Higher education is facing a day of reckoning, and actions like those taken at OSU will hasten the day.

8 comments:

capeman said...

Maybe after Congress is done with the Wall Street gang, they can take care of the pikers in the universities.

Maybe the Doc and his Republican/conservative/libertarian pals can help them out, after the Republicans are finished with the financial crisis.

capeman said...

It occurs to me that maybe the president of Ohio State isn't causing a national crisis after all. If the president of Ohio State is such a problem, somebody in Ohio -- the Governor? the State Board? -- has the prerogative to replace the president. Maybe the good Doc should take this up with the Gov.

Lenny said...

Doc's obsession with Gordon Gee is getting downright creepy. I guess it's only natural that Doc would rage against the nearest research university. Isn't this about his fifth or sixth column attacking Gee.

Musta been hell to sit in Athens these past few decades and watch all the research money, prominence, National Academy memberships, Fulbrights and Guggenheims land just up the road. Meanwhile, the good Doc is sitting next to the phone like an ugly duckling on prom night waiting for the phone call that never came.

Oh well, in any event, it might be time for Gordon Gee to take out a restraining order on the Doc.

Lenny said...

capeman,

It must absolutely burn up the good doc that the Governor and Ohio's higher education chancellor absolutely love Gordon Gee and personally took a role in recruiting him back from Vanderbilt.

BTW, last time I checked Ohio State was financially solvent, sitting on a 2+ billion dollar endowment and had an athletic department that kicked back several million dollars per year into the university's general fund. The doc's institution was running annual operating deficits while cutting Olympic sports to pay for their football coach's salary.

Ken D. said...

The issue is not how much OSU executives are paid in absolute dollars. Rather the issue is all about transparency and oversight of public funds.

These mega research universities can't have it both ways.
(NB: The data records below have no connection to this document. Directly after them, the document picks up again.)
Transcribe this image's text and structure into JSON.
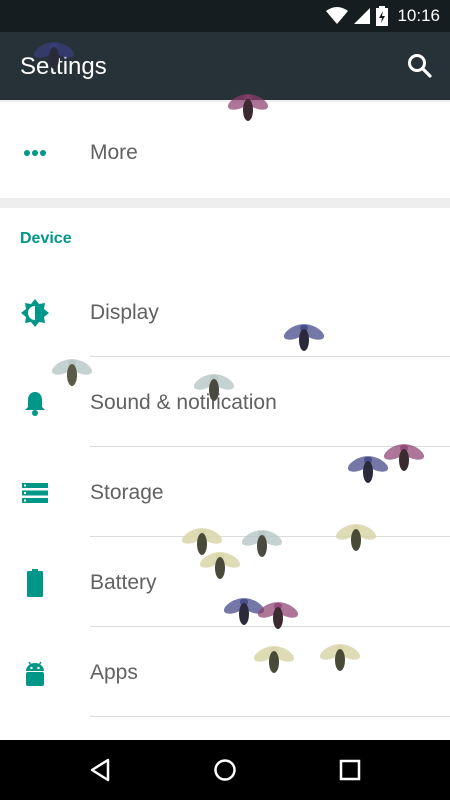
{
  "status_bar": {
    "time": "10:16",
    "icons": [
      "wifi-icon",
      "signal-icon",
      "battery-charging-icon"
    ]
  },
  "app_bar": {
    "title": "Settings",
    "search_icon": "search-icon"
  },
  "more_item": {
    "label": "More",
    "icon": "more-horiz-icon"
  },
  "device_section": {
    "header": "Device",
    "items": [
      {
        "label": "Display",
        "icon": "brightness-icon"
      },
      {
        "label": "Sound & notification",
        "icon": "bell-icon"
      },
      {
        "label": "Storage",
        "icon": "storage-icon"
      },
      {
        "label": "Battery",
        "icon": "battery-icon"
      },
      {
        "label": "Apps",
        "icon": "android-icon"
      }
    ]
  },
  "nav_bar": {
    "buttons": [
      "back-icon",
      "home-icon",
      "recents-icon"
    ]
  },
  "colors": {
    "accent": "#009688",
    "app_bar": "#263238",
    "status_bar": "#161d20",
    "text": "#616161"
  }
}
They want to be able to soak in hundreds of millions of dollars each year from State funds, Federal grants, healthcare, big pharma, endowment income, rising tuitions, etc., and at the same time they want to be implicitly trusted like the humble and poor state universities of old. They can't have it both ways.

Now we know how much some OSU execs make. Big deal!

How much money does the university have? How much is spent on instruction? What other internal financial machinations don't we know about? What other side incomes do the university and its execs have, and where is the money going?

Universities are extremely secretive about the workings of their internal financial activities. If they want to continue to enjoy the public trust, there needs to be more transparency and oversight. If they want to do private deals with industry, put those in separate corporate nonprofit entities. For their publicly-funded activities, their books and records should be opened up for public inspection.

capeman said...

Ken, you say:

"Universities are extremely secretive about the workings of their internal financial activities."

Actually, the information you ask for -- how much is spent on instruction, for example -- is readily available at least at public universities like Ohio State (or should be, at the direction of the state of Ohio). They have pretty standard accounting procedures, and with a little effort, they're not so hard to understand -- I'm not an accountant, and I learned about this stuff in a matter of hours.

Cowboy said...
This comment has been removed by the author.
capeman said...

cowboy -- thanks for your latest comment, as always with your consistently high level of lucidity, insight, and dignity.

I especially liked your reasoned response to my comment about accounting practices at public universities.